A friend of mine would later ask me what it was like to be a man who time traveled from the 1950's. People who aren't old men on the inside just make out with the person they're interested in and use that as a litmus test.
She turned me down gently, but without any room for misunderstanding. She just said no, she wasn't interested in dating, and that was that. She drove home. We were definitely still friends.
We made plans to go hiking and kayaking. She was asking me what I was doing on Saturday or Sunday. She asked me if I was superstitious about Friday the 13th. She told me that when she and I went out for a Bellini after work it made her day. In February on her Facebook page someone posted that she was in a head-on, hit-and-run collision with a towtruck in the suburbs and was pronounced dead at the crash.
I was too startled to be sad. I didn't know her well enough to know whether or not it was a prank. I waited, and when no one corrected or withdrew the update I understood with a kind of sharp finality that she was actually dead. A car crash had killed her. I tried talking to a friend of mine about it and he assured me that identity is insubstantial and that the only thing lost was transient anyways and that her loss was primarily a mental construct. I got angry and told him that no matter what mental construct I had I was sad that I would never again get to do any more things with her. No hikes, no heckling bad movies, no figuring out who she was as a human being, her story in my life would never advance past what had already happened. No mental or emotional gymnastics could undo the fact of her absence.

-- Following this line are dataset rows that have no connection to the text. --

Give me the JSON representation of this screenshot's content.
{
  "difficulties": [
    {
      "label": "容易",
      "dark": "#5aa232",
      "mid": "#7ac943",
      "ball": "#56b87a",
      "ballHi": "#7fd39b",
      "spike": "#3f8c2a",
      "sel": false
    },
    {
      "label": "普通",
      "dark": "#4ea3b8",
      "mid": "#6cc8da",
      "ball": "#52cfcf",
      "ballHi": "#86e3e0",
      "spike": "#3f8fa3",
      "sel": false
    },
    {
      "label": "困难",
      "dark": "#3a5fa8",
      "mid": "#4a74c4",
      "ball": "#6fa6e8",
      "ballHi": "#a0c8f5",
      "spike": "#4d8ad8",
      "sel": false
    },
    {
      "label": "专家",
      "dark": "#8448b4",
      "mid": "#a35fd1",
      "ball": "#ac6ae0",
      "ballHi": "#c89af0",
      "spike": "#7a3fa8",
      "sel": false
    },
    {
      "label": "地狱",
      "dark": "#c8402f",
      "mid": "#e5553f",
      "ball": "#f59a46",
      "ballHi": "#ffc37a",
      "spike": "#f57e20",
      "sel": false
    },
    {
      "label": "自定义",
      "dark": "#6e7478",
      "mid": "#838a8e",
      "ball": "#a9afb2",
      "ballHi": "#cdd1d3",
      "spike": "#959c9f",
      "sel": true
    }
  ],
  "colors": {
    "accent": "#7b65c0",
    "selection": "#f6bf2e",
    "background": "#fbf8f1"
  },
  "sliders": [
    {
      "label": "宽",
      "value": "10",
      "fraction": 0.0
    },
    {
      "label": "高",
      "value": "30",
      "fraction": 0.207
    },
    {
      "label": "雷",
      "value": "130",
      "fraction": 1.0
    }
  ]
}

She was just gone. Death is final.
The details of the funeral were posted on the same Facebook page. The bubble of our friendship had burst - I had never met any of the other people who I was sharing grief with. She had never talked to anyone about me; not friends, not family. I was a stranger at a stranger's funeral. They gave out the spent bullet casings from her time at the gun range, wrapped in little ribbons, and a lot of people I didn't know gave me dirty looks.
Her mother was understandably teary - weeping and holding hands with a twenty-something man. When people were invited to tell stories about the deceased, he was announced as the boyfriend who's heart was broken by this loss.

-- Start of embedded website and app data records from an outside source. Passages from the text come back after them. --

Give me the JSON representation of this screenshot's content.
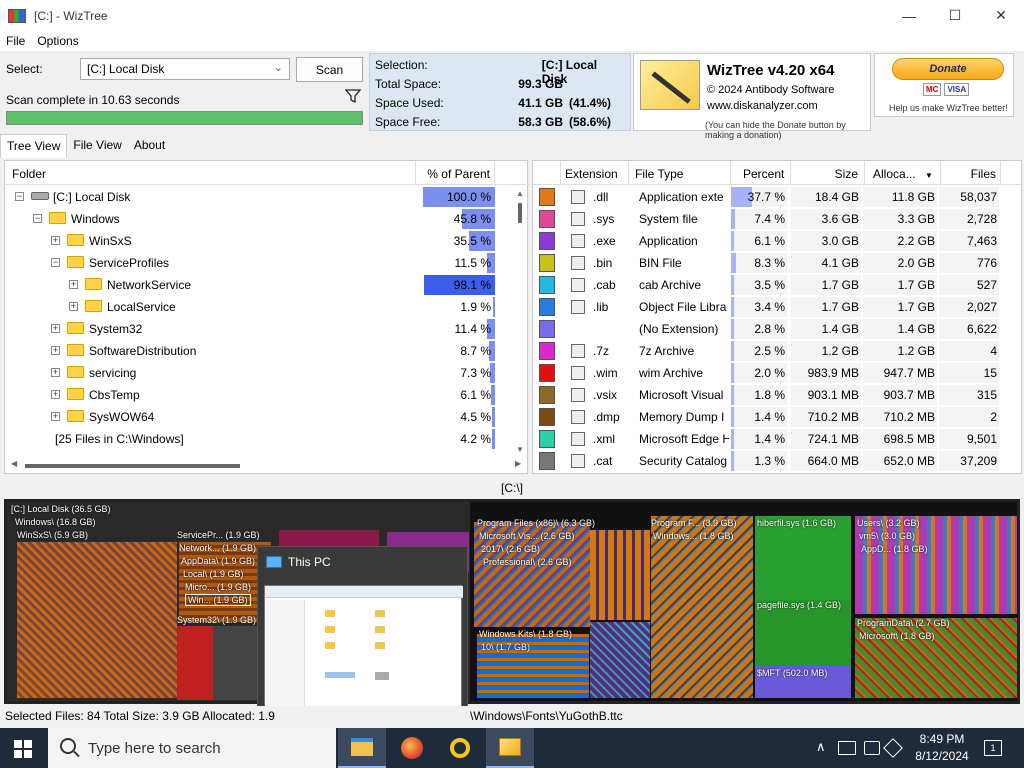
{
  "window": {
    "title": "[C:] - WizTree",
    "minimize": "—",
    "maximize": "☐",
    "close": "✕"
  },
  "menu": [
    "File",
    "Options"
  ],
  "top": {
    "select_label": "Select:",
    "drive_value": "[C:] Local Disk",
    "scan_label": "Scan",
    "scan_status": "Scan complete in 10.63 seconds",
    "progress_fraction": 1.0,
    "progress_color": "#5cbf6a"
  },
  "selection": {
    "selection_label": "Selection:",
    "selection_value": "[C:]  Local Disk",
    "total_label": "Total Space:",
    "total_value": "99.3 GB",
    "used_label": "Space Used:",
    "used_value": "41.1 GB",
    "used_pct": "(41.4%)",
    "free_label": "Space Free:",
    "free_value": "58.3 GB",
    "free_pct": "(58.6%)"
  },
  "logo": {
    "title": "WizTree v4.20 x64",
    "copyright": "© 2024 Antibody Software",
    "site": "www.diskanalyzer.com",
    "note": "(You can hide the Donate button by making a donation)"
  },
  "donate": {
    "button": "Donate",
    "card1": "MC",
    "card2": "VISA",
    "note": "Help us make WizTree better!"
  },
  "tabs": [
    "Tree View",
    "File View",
    "About"
  ],
  "tree": {
    "col_folder": "Folder",
    "col_pct": "% of Parent",
    "rows": [
      {
        "name": "[C:] Local Disk",
        "pct": "100.0 %",
        "fill": 1.0,
        "indent": 0,
        "kind": "drive",
        "exp": "−"
      },
      {
        "name": "Windows",
        "pct": "45.8 %",
        "fill": 0.458,
        "indent": 1,
        "kind": "folder",
        "exp": "−"
      },
      {
        "name": "WinSxS",
        "pct": "35.5 %",
        "fill": 0.355,
        "indent": 2,
        "kind": "folder",
        "exp": "+"
      },
      {
        "name": "ServiceProfiles",
        "pct": "11.5 %",
        "fill": 0.115,
        "indent": 2,
        "kind": "folder",
        "exp": "−"
      },
      {
        "name": "NetworkService",
        "pct": "98.1 %",
        "fill": 0.981,
        "indent": 3,
        "kind": "folder",
        "exp": "+",
        "selected": true
      },
      {
        "name": "LocalService",
        "pct": "1.9 %",
        "fill": 0.019,
        "indent": 3,
        "kind": "folder",
        "exp": "+"
      },
      {
        "name": "System32",
        "pct": "11.4 %",
        "fill": 0.114,
        "indent": 2,
        "kind": "folder",
        "exp": "+"
      },
      {
        "name": "SoftwareDistribution",
        "pct": "8.7 %",
        "fill": 0.087,
        "indent": 2,
        "kind": "folder",
        "exp": "+"
      },
      {
        "name": "servicing",
        "pct": "7.3 %",
        "fill": 0.073,
        "indent": 2,
        "kind": "folder",
        "exp": "+"
      },
      {
        "name": "CbsTemp",
        "pct": "6.1 %",
        "fill": 0.061,
        "indent": 2,
        "kind": "folder",
        "exp": "+"
      },
      {
        "name": "SysWOW64",
        "pct": "4.5 %",
        "fill": 0.045,
        "indent": 2,
        "kind": "folder",
        "exp": "+"
      },
      {
        "name": "[25 Files in C:\\Windows]",
        "pct": "4.2 %",
        "fill": 0.042,
        "indent": 2,
        "kind": "files",
        "exp": ""
      }
    ]
  },
  "ext": {
    "headers": [
      "Extension",
      "File Type",
      "Percent",
      "Size",
      "Alloca...",
      "Files"
    ],
    "sort_arrow": "▼",
    "rows": [
      {
        "color": "#e07a12",
        "ext": ".dll",
        "type": "Application exte",
        "pct": "37.7 %",
        "fill": 0.377,
        "size": "18.4 GB",
        "alloc": "11.8 GB",
        "files": "58,037"
      },
      {
        "color": "#e04898",
        "ext": ".sys",
        "type": "System file",
        "pct": "7.4 %",
        "fill": 0.074,
        "size": "3.6 GB",
        "alloc": "3.3 GB",
        "files": "2,728"
      },
      {
        "color": "#8a3ad9",
        "ext": ".exe",
        "type": "Application",
        "pct": "6.1 %",
        "fill": 0.061,
        "size": "3.0 GB",
        "alloc": "2.2 GB",
        "files": "7,463"
      },
      {
        "color": "#c9c21a",
        "ext": ".bin",
        "type": "BIN File",
        "pct": "8.3 %",
        "fill": 0.083,
        "size": "4.1 GB",
        "alloc": "2.0 GB",
        "files": "776"
      },
      {
        "color": "#22b8e0",
        "ext": ".cab",
        "type": "cab Archive",
        "pct": "3.5 %",
        "fill": 0.035,
        "size": "1.7 GB",
        "alloc": "1.7 GB",
        "files": "527"
      },
      {
        "color": "#2a7de0",
        "ext": ".lib",
        "type": "Object File Libra",
        "pct": "3.4 %",
        "fill": 0.034,
        "size": "1.7 GB",
        "alloc": "1.7 GB",
        "files": "2,027"
      },
      {
        "color": "#7a6be8",
        "ext": "",
        "type": "(No Extension)",
        "pct": "2.8 %",
        "fill": 0.028,
        "size": "1.4 GB",
        "alloc": "1.4 GB",
        "files": "6,622"
      },
      {
        "color": "#d92ad0",
        "ext": ".7z",
        "type": "7z Archive",
        "pct": "2.5 %",
        "fill": 0.025,
        "size": "1.2 GB",
        "alloc": "1.2 GB",
        "files": "4"
      },
      {
        "color": "#e01010",
        "ext": ".wim",
        "type": "wim Archive",
        "pct": "2.0 %",
        "fill": 0.02,
        "size": "983.9 MB",
        "alloc": "947.7 MB",
        "files": "15"
      },
      {
        "color": "#8a6a2a",
        "ext": ".vsix",
        "type": "Microsoft Visual",
        "pct": "1.8 %",
        "fill": 0.018,
        "size": "903.1 MB",
        "alloc": "903.7 MB",
        "files": "315"
      },
      {
        "color": "#7a4a12",
        "ext": ".dmp",
        "type": "Memory Dump I",
        "pct": "1.4 %",
        "fill": 0.014,
        "size": "710.2 MB",
        "alloc": "710.2 MB",
        "files": "2"
      },
      {
        "color": "#2ad0a8",
        "ext": ".xml",
        "type": "Microsoft Edge H",
        "pct": "1.4 %",
        "fill": 0.014,
        "size": "724.1 MB",
        "alloc": "698.5 MB",
        "files": "9,501"
      },
      {
        "color": "#777777",
        "ext": ".cat",
        "type": "Security Catalog",
        "pct": "1.3 %",
        "fill": 0.013,
        "size": "664.0 MB",
        "alloc": "652.0 MB",
        "files": "37,209"
      }
    ]
  },
  "path_label": "[C:\\]",
  "treemap": {
    "labels": {
      "root": "[C:] Local Disk (36.5 GB)",
      "windows": "Windows\\ (16.8 GB)",
      "winsxs": "WinSxS\\ (5.9 GB)",
      "servicepr": "ServicePr... (1.9 GB)",
      "network": "Network... (1.9 GB)",
      "appdata": "AppData\\ (1.9 GB)",
      "local": "Local\\ (1.9 GB)",
      "micro": "Micro... (1.9 GB)",
      "win": "Win... (1.9 GB)",
      "system32": "System32\\ (1.9 GB)",
      "pfx86": "Program Files (x86)\\ (6.3 GB)",
      "msvis": "Microsoft Vis... (2.6 GB)",
      "y2017": "2017\\ (2.6 GB)",
      "professional": "Professional\\ (2.6 GB)",
      "winkits": "Windows Kits\\ (1.8 GB)",
      "ten": "10\\ (1.7 GB)",
      "progf": "Program F... (3.9 GB)",
      "windowsk": "Windows... (1.8 GB)",
      "hiberfil": "hiberfil.sys (1.6 GB)",
      "pagefile": "pagefile.sys (1.4 GB)",
      "mft": "$MFT (502.0 MB)",
      "users": "Users\\ (3.2 GB)",
      "vm5": "vm5\\ (3.0 GB)",
      "appd": "AppD... (1.8 GB)",
      "progdata": "ProgramData\\ (2.7 GB)",
      "microsoftpd": "Microsoft\\ (1.8 GB)"
    }
  },
  "thumbnail": {
    "title": "This PC"
  },
  "status": {
    "left": "Selected Files: 84  Total Size: 3.9 GB  Allocated: 1.9",
    "right": "\\Windows\\Fonts\\YuGothB.ttc"
  },
  "taskbar": {
    "search_placeholder": "Type here to search",
    "time": "8:49 PM",
    "date": "8/12/2024",
    "tray_chevron": "∧",
    "notif_count": "1"
  }
}
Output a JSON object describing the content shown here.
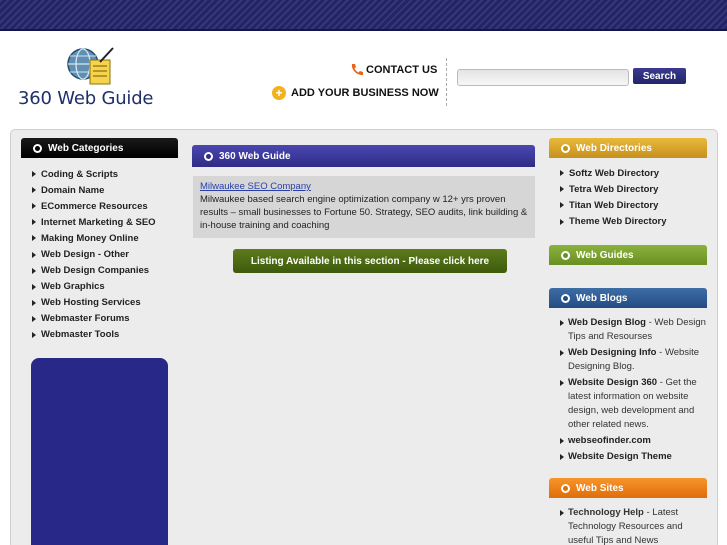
{
  "header": {
    "logo_text": "360 Web Guide",
    "contact_label": "CONTACT US",
    "add_business_label": "ADD YOUR BUSINESS NOW",
    "search_button_label": "Search",
    "search_value": ""
  },
  "left": {
    "heading": "Web Categories",
    "categories": [
      "Coding & Scripts",
      "Domain Name",
      "ECommerce Resources",
      "Internet Marketing & SEO",
      "Making Money Online",
      "Web Design - Other",
      "Web Design Companies",
      "Web Graphics",
      "Web Hosting Services",
      "Webmaster Forums",
      "Webmaster Tools"
    ]
  },
  "center": {
    "heading": "360 Web Guide",
    "listing_title": "Milwaukee SEO Company",
    "listing_desc": "Milwaukee based search engine optimization company w 12+ yrs proven results – small businesses to Fortune 50. Strategy, SEO audits, link building & in-house training and coaching",
    "listing_button_label": "Listing Available in this section - Please click here"
  },
  "right": {
    "directories_heading": "Web Directories",
    "directories": [
      "Softz Web Directory",
      "Tetra Web Directory",
      "Titan Web Directory",
      "Theme Web Directory"
    ],
    "guides_heading": "Web Guides",
    "blogs_heading": "Web Blogs",
    "blogs": [
      {
        "name": "Web Design Blog",
        "desc": " - Web Design Tips and Resourses"
      },
      {
        "name": "Web Designing Info",
        "desc": " - Website Designing Blog."
      },
      {
        "name": "Website Design 360",
        "desc": " - Get the latest information on website design, web development and other related news."
      },
      {
        "name": "webseofinder.com",
        "desc": ""
      },
      {
        "name": "Website Design Theme",
        "desc": ""
      }
    ],
    "sites_heading": "Web Sites",
    "sites": [
      {
        "name": "Technology Help",
        "desc": " - Latest Technology Resources and useful Tips and News"
      }
    ]
  },
  "colors": {
    "top_band": "#2a2c6e",
    "center_heading": "#3b38a0",
    "listing_button": "#4e6c14",
    "directories": "#d9a52b",
    "guides": "#7aa02f",
    "blogs": "#2f5c96",
    "sites": "#f0841a",
    "left_panel": "#272888"
  },
  "icons": [
    "globe-logo-icon",
    "phone-icon",
    "plus-circle-icon",
    "bullet-dot-icon",
    "triangle-bullet-icon"
  ]
}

Before she died I heard a lot about her tumultuous separation and about some of the challenges of being single. The man standing in front of me, holding the hands of a grieving mother, seemed pretty sure that when his girlfriend had passed away they were still a couple. There was no purpose to adding confusion to grief. I left, and carried out with me all of the conversations about breakups and separation that appeared to be inaccurate or at least seriously misrepresented.
I have questions. Why did she mislead me about her (ex?) partner? Did that have something to do with why I never met any of her friends? Was this just her way of her relating to a new person, was I reading too much into it?
She's dead. During the crash a piece of debris in the back window of her car hit her neck at the 3rd vertebrae and cut off her brain's connection to her body. Whatever other damage a head-on collision did to her was incidental in the face of a severed spine.
Mostly I remember walking with her, taking the long train rides downtown, the surprising sweetness of a new friend. I wondered idly at the mystery of her now and then. Her departure from my life was profoundly abrupt. Her funeral was a ceremony of closure for some but a ceremony that, for me, only moved closure further away.
I have questions. They're like an itch. I miss her. I feel a little bit ashamed that I also wish I could get answers. But she's dead, and there are no answers.